concerning a pending proceeding except in limited circumstances not present in this case.
They recommended that Respondent be suspended from office for a period not
to exceed fifteen days. Three aggravating circumstances were cited by the masters.
First, Respondent made false statements during the course of the trial.
Second, Respondent had been previously warned by the Commission about improper ex parte
contact, and was in fact the judge whose conduct was the subject of
In re Anonymous, 729 N.E.2d 566 (Ind. 2000). Third, Respondent showed
no remorse and testified at the trial that he still believed he had
done the right thing.
Once the masters report was filed, the matter was submitted to the Court
for consideration. Respondent objected to the findings of the masters. The
Commission recommended that Respondent be removed from office for his conduct.
We review the findings of the masters de novo and reach our own
conclusions about whether misconduct has occurred and, if so, what sanction is appropriate.
See Adm. Disc. R. 25(VIII)(P)(3). However, because the Commission had recommended
removal, we suspended Respondent from office until further order of the Court.
See Adm. Disc. R. 25(V)(B)(A judicial officer shall be suspended with pay while
there is pending before the Supreme Court a recommendation for the retirement or
removal of the judicial officer.).
While the initial proceeding was pending before us for review, the Commission filed
a second set of charges against Respondent. In this new charging complaint,
the Commission alleged that: (1) Respondent had issued misleading orders and made
misleading statements in an unsuccessful attempt to obtain payment from Lawrence County for
the legal expenses he incurred in defending himself in the initial action;
(2) Respondent submitted mileage claims to Lawrence County on behalf of employees whose
mileage expenses had already been paid by the Commission; (3) Respondent continued to
preside over cases involving his own creditors, even as he and his personal
lawyers were negotiating with those same creditors in the course of his bankruptcy
proceeding; and that (4) Respondent made a false statement to the Commission about
the status of his finances.
Shortly after Respondent filed his answer to the second set of charges, the
parties tendered a Conditional Agreement To Resolution Of Charges. Under the
terms of the agreement, Respondent acknowledged misconduct in the initial proceeding and agreed
to resign as Judge of Lawrence Superior Court I effective nine days from
the date the agreement was tendered. Respondent agreed not to either seek
or accept any future judicial office or to serve in any judicial capacity
in Indiana. The Court accepted the agreement, rendering moot the adjudication of
the second set of charges.
Respondent resigned and we now issue this order for publication to document the
circumstances of that resignation. This resolution of the proceedings constitutes professional discipline
which must be reported to the appropriate authority should Respondent seek admission as
a lawyer in another jurisdiction.
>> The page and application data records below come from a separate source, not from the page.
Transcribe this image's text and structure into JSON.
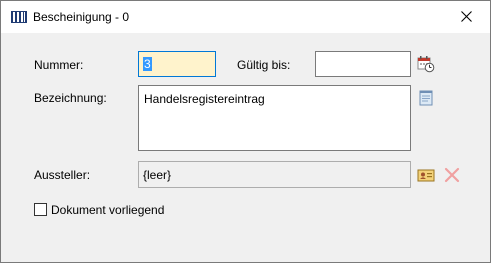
{
  "window": {
    "title": "Bescheinigung - 0",
    "app_icon": "library-books-icon",
    "close_icon": "close-icon"
  },
  "form": {
    "nummer_label": "Nummer:",
    "nummer_value": "3",
    "gueltig_label": "Gültig bis:",
    "gueltig_value": "",
    "gueltig_icon": "calendar-clock-icon",
    "bezeichnung_label": "Bezeichnung:",
    "bezeichnung_value": "Handelsregistereintrag",
    "bezeichnung_icon": "notepad-icon",
    "aussteller_label": "Aussteller:",
    "aussteller_value": "{leer}",
    "aussteller_select_icon": "address-card-icon",
    "aussteller_clear_icon": "clear-x-icon",
    "dokument_label": "Dokument vorliegend",
    "dokument_checked": false
  },
  "colors": {
    "window_bg": "#f0f0f0",
    "titlebar_bg": "#ffffff",
    "focus_border": "#0078d7",
    "focused_field_bg": "#fff3cc",
    "selection_bg": "#3399ff",
    "clear_icon_color": "#f0a0a0"
  }
}
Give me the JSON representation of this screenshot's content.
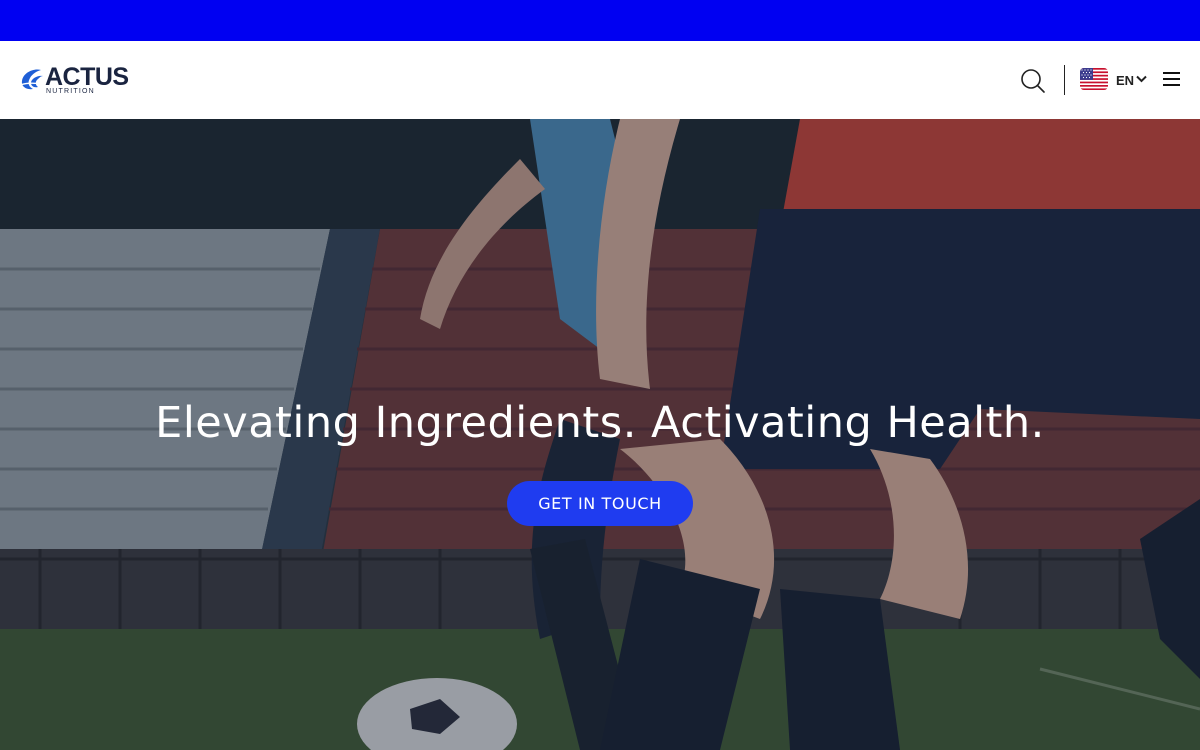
{
  "colors": {
    "announcement_bar": "#0000f2",
    "header_bg": "#ffffff",
    "brand_dark": "#1a2440",
    "brand_blue": "#1f5fd6",
    "cta_bg": "#1f3cf0"
  },
  "header": {
    "logo": {
      "word": "ACTUS",
      "tagline": "NUTRITION",
      "icon": "actus-swoosh-icon"
    },
    "search": {
      "icon": "search-icon"
    },
    "language": {
      "flag_icon": "us-flag-icon",
      "code": "EN",
      "chevron_icon": "chevron-down-icon"
    },
    "menu": {
      "icon": "hamburger-menu-icon"
    }
  },
  "hero": {
    "background": "soccer-players-stadium-image",
    "headline": "Elevating Ingredients. Activating Health.",
    "cta_label": "GET IN TOUCH"
  }
}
The two proceedings involving Respondent are at
end. The costs of the proceedings are assessed against Respondent.
Done at Indianapolis, Indiana, this 9th day of September, 2002.
/s/ Randall T. Shepard
Chief Justice of Indiana
All Justices concur.